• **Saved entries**
_ _ _ _ _

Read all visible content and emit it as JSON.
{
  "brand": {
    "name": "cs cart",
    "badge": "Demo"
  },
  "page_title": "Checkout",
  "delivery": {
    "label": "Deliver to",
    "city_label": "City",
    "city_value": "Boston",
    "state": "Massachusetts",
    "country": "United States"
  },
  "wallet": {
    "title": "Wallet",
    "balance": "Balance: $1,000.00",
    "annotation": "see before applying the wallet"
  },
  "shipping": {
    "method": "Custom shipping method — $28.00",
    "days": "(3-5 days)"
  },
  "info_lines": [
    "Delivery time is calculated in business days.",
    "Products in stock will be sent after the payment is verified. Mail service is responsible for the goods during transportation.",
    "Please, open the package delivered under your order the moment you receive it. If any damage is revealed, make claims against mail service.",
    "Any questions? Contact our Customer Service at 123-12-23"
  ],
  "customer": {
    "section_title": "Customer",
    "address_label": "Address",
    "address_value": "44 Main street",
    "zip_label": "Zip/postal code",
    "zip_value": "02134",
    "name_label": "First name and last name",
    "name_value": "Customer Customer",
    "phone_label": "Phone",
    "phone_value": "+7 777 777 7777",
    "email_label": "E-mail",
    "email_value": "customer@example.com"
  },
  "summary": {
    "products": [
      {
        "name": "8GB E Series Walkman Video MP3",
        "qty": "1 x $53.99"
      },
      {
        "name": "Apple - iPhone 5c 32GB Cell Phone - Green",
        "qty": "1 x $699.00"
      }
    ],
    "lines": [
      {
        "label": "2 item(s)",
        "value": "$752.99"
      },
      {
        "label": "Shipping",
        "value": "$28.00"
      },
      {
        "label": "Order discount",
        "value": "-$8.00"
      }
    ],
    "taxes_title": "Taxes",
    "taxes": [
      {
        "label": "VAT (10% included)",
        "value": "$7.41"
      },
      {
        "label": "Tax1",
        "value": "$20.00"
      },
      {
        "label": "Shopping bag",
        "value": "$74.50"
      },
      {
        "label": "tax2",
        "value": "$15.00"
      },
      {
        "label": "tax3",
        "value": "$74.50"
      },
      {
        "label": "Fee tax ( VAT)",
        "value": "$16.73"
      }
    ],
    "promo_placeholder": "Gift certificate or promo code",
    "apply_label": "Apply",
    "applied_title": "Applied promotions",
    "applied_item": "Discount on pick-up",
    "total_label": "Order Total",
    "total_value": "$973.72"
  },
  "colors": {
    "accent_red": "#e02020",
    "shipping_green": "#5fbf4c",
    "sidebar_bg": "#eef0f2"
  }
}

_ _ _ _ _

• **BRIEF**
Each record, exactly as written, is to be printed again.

• **ANSWER TO THE PROBLEM**
Read all visible content and emit it as JSON.
{
  "brand": {
    "name": "cs cart",
    "badge": "Demo"
  },
  "page_title": "Checkout",
  "delivery": {
    "label": "Deliver to",
    "city_label": "City",
    "city_value": "Boston",
    "state": "Massachusetts",
    "country": "United States"
  },
  "wallet": {
    "title": "Wallet",
    "balance": "Balance: $1,000.00",
    "annotation": "see before applying the wallet"
  },
  "shipping": {
    "method": "Custom shipping method — $28.00",
    "days": "(3-5 days)"
  },
  "info_lines": [
    "Delivery time is calculated in business days.",
    "Products in stock will be sent after the payment is verified. Mail service is responsible for the goods during transportation.",
    "Please, open the package delivered under your order the moment you receive it. If any damage is revealed, make claims against mail service.",
    "Any questions? Contact our Customer Service at 123-12-23"
  ],
  "customer": {
    "section_title": "Customer",
    "address_label": "Address",
    "address_value": "44 Main street",
    "zip_label": "Zip/postal code",
    "zip_value": "02134",
    "name_label": "First name and last name",
    "name_value": "Customer Customer",
    "phone_label": "Phone",
    "phone_value": "+7 777 777 7777",
    "email_label": "E-mail",
    "email_value": "customer@example.com"
  },
  "summary": {
    "products": [
      {
        "name": "8GB E Series Walkman Video MP3",
        "qty": "1 x $53.99"
      },
      {
        "name": "Apple - iPhone 5c 32GB Cell Phone - Green",
        "qty": "1 x $699.00"
      }
    ],
    "lines": [
      {
        "label": "2 item(s)",
        "value": "$752.99"
      },
      {
        "label": "Shipping",
        "value": "$28.00"
      },
      {
        "label": "Order discount",
        "value": "-$8.00"
      }
    ],
    "taxes_title": "Taxes",
    "taxes": [
      {
        "label": "VAT (10% included)",
        "value": "$7.41"
      },
      {
        "label": "Tax1",
        "value": "$20.00"
      },
      {
        "label": "Shopping bag",
        "value": "$74.50"
      },
      {
        "label": "tax2",
        "value": "$15.00"
      },
      {
        "label": "tax3",
        "value": "$74.50"
      },
      {
        "label": "Fee tax ( VAT)",
        "value": "$16.73"
      }
    ],
    "promo_placeholder": "Gift certificate or promo code",
    "apply_label": "Apply",
    "applied_title": "Applied promotions",
    "applied_item": "Discount on pick-up",
    "total_label": "Order Total",
    "total_value": "$973.72"
  },
  "colors": {
    "accent_red": "#e02020",
    "shipping_green": "#5fbf4c",
    "sidebar_bg": "#eef0f2"
  }
}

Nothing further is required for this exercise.